The Swedish researchers examined 18 recreationally active but not "athletic" men and male endurance athletes who did six rounds of 30-second bursts of high-intensity cycling followed by four minutes of rest. After the workout, the scientists took biopsies of the working muscles in the participants’ legs.
When a muscle cell receives a nerve signal to contract, tiny pumps called ryanodine receptors open. They release calcium into the fluid inside the cell, causing it to contract. When this happens across all the cells of a muscle, the whole muscle contracts.
After a HIIT workout, the ryanodine receptors in the muscles of men who weren't in top shape tended to leak. They generated a steady drip of calcium into the fluid of the cell. This made the cell continue to contract long after the exercise session was over. It caused the muscle cell to remodel itself for greater endurance, but it also caused the muscle cell to continue to require glucose, keeping blood glucose levels lower. For diabetics, the message is (and diabetics can test their blood sugar levels after HIIT workouts and verify) that working out for just a few minutes to the edge of endurance keeps blood sugar levels under control far longer than easier, milder, non-painful exercise.
Endurance athletes, on the other hand, didn't have a breakdown in ryanodine receptors after heavy workouts. Their ryanodine receptors were not changed by the HIIT session, and they did not get incremental benefits from the workout. It's as if they were too fit for HIIT.
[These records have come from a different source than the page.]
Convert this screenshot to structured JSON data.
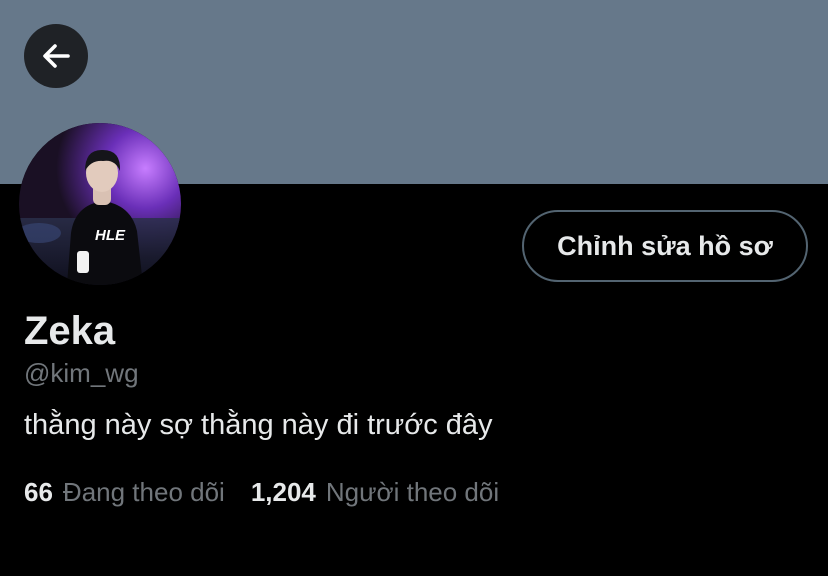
{
  "header": {
    "back_icon": "arrow-left-icon",
    "banner_color": "#66788a"
  },
  "profile": {
    "display_name": "Zeka",
    "username": "@kim_wg",
    "bio": "thằng này sợ thằng này đi trước đây",
    "edit_button_label": "Chỉnh sửa hồ sơ",
    "avatar_shirt_text": "HLE"
  },
  "stats": {
    "following": {
      "count": "66",
      "label": "Đang theo dõi"
    },
    "followers": {
      "count": "1,204",
      "label": "Người theo dõi"
    }
  },
  "colors": {
    "background": "#000000",
    "primary_text": "#e7e9ea",
    "secondary_text": "#71767b",
    "button_border": "#536471"
  }
}
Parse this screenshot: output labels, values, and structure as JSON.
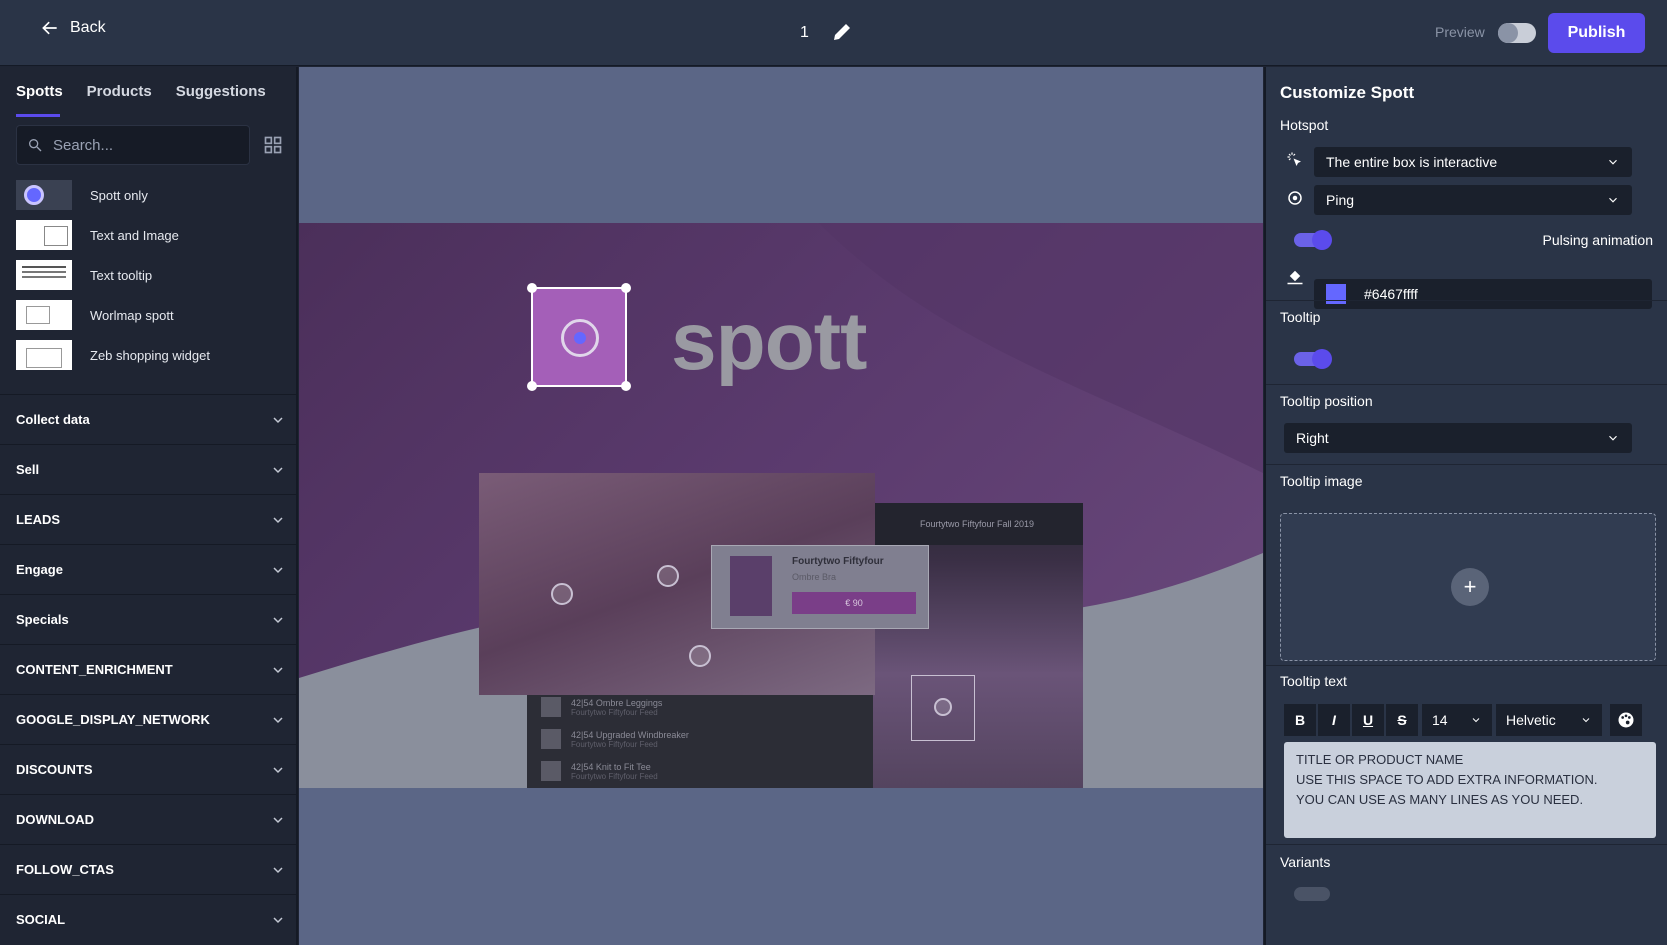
{
  "topbar": {
    "back_label": "Back",
    "page_number": "1",
    "preview_label": "Preview",
    "publish_label": "Publish"
  },
  "left": {
    "tabs": [
      {
        "label": "Spotts"
      },
      {
        "label": "Products"
      },
      {
        "label": "Suggestions"
      }
    ],
    "search_placeholder": "Search...",
    "templates": [
      {
        "label": "Spott only"
      },
      {
        "label": "Text and Image"
      },
      {
        "label": "Text tooltip"
      },
      {
        "label": "Worlmap spott"
      },
      {
        "label": "Zeb shopping widget"
      }
    ],
    "sections": [
      {
        "label": "Collect data"
      },
      {
        "label": "Sell"
      },
      {
        "label": "LEADS"
      },
      {
        "label": "Engage"
      },
      {
        "label": "Specials"
      },
      {
        "label": "CONTENT_ENRICHMENT"
      },
      {
        "label": "GOOGLE_DISPLAY_NETWORK"
      },
      {
        "label": "DISCOUNTS"
      },
      {
        "label": "DOWNLOAD"
      },
      {
        "label": "FOLLOW_CTAS"
      },
      {
        "label": "SOCIAL"
      }
    ]
  },
  "canvas": {
    "logo_text": "spott",
    "product_name": "Fourtytwo Fiftyfour",
    "product_sub": "Ombre Bra",
    "product_price": "€ 90",
    "collection_header": "Fourtytwo Fiftyfour Fall 2019",
    "list_items": [
      {
        "title": "42|54 Ombre Leggings",
        "sub": "Fourtytwo Fiftyfour Feed"
      },
      {
        "title": "42|54 Upgraded Windbreaker",
        "sub": "Fourtytwo Fiftyfour Feed"
      },
      {
        "title": "42|54 Knit to Fit Tee",
        "sub": "Fourtytwo Fiftyfour Feed"
      }
    ]
  },
  "right": {
    "title": "Customize Spott",
    "hotspot_label": "Hotspot",
    "interaction_value": "The entire box is interactive",
    "animation_value": "Ping",
    "pulsing_label": "Pulsing animation",
    "color_value": "#6467ffff",
    "tooltip_label": "Tooltip",
    "tooltip_position_label": "Tooltip position",
    "tooltip_position_value": "Right",
    "tooltip_image_label": "Tooltip image",
    "tooltip_text_label": "Tooltip text",
    "font_size_value": "14",
    "font_family_value": "Helvetic",
    "format_buttons": {
      "bold": "B",
      "italic": "I",
      "underline": "U",
      "strike": "S"
    },
    "tooltip_text_lines": [
      "TITLE OR PRODUCT NAME",
      "USE THIS SPACE TO ADD EXTRA INFORMATION.",
      "YOU CAN USE AS MANY LINES AS YOU NEED."
    ],
    "variants_label": "Variants"
  },
  "colors": {
    "accent": "#5b4bec",
    "hotspot": "#6467ff"
  }
}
If You Would Benefit from HIIT, How Do You Motivate Yourself to Do It?
People who exercise all the time, it turns out, don't really need high-intensity interval training. It's people who don't do a lot of exercise who really need to workout hard. But the fact is, if you don't already work out hard, chances are you don't want to. Maybe you would prefer not to work out at all. What can you do to motivate yourself to do the exercise you need to do?
One of the principles of HIIT is that it doesn't really make a lot of difference which exercise you do as long as you perform it at maximal effort. Hate treadmills? Do a stationary bike. Ellipticals not for you? Try using weight machines set for the maximum you can push or pull for 10 seconds. You won't burn enough calories to lose weight. In fact, you might gain weight as you gain muscle. But your metabolic fitness will improve.
Work out until it hurts--and then rest. You can see changes in your muscle strength, your endurance, and, if you are diabetic, in your blood sugar numbers in as little as six sessions. That's just two weeks. That's just 3 hours of exercise. It's a real price to pay, but it's a small price to pay for greatly improved metabolic health.
Biddle SJ, Batterham AM. High-intensity interval exercise training for public health: a big HIT or shall we HIT it on the head? Int J Behav Nutr Phys Act. 2015 Jul 18;12(1):95. doi: 10.1186/s12966-015-0254-9. Free full text.
Milanović Z, Sporiš G, Weston M. Effectiveness of High-Intensity Interval Training (HIT) and Continuous Endurance Training for VO2max Improvements: A Systematic Review and Meta-Analysis of Controlled Trials. Sports Med. 2015 Oct;45(10):1469-81. doi: 10.1007/s40279-015-0365-0. Abstract.
Photo credit: By U.S. Navy photo by Mass Communication Specialist 2nd Class Michelle Kapica [Public domain], via Wikimedia Commons.